Every entry below is to be retyped exactly as it stands.

## Data shown
--- START ---

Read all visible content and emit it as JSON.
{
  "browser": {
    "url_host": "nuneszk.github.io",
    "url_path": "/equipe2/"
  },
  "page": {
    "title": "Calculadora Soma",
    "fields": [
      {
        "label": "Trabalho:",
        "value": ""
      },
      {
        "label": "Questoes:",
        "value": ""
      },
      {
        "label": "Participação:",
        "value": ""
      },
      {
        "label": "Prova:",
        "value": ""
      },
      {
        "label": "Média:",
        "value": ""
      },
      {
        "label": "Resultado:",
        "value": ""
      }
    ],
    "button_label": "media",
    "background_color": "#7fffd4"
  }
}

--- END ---

## Task answer
Read all visible content and emit it as JSON.
{
  "browser": {
    "url_host": "nuneszk.github.io",
    "url_path": "/equipe2/"
  },
  "page": {
    "title": "Calculadora Soma",
    "fields": [
      {
        "label": "Trabalho:",
        "value": ""
      },
      {
        "label": "Questoes:",
        "value": ""
      },
      {
        "label": "Participação:",
        "value": ""
      },
      {
        "label": "Prova:",
        "value": ""
      },
      {
        "label": "Média:",
        "value": ""
      },
      {
        "label": "Resultado:",
        "value": ""
      }
    ],
    "button_label": "media",
    "background_color": "#7fffd4"
  }
}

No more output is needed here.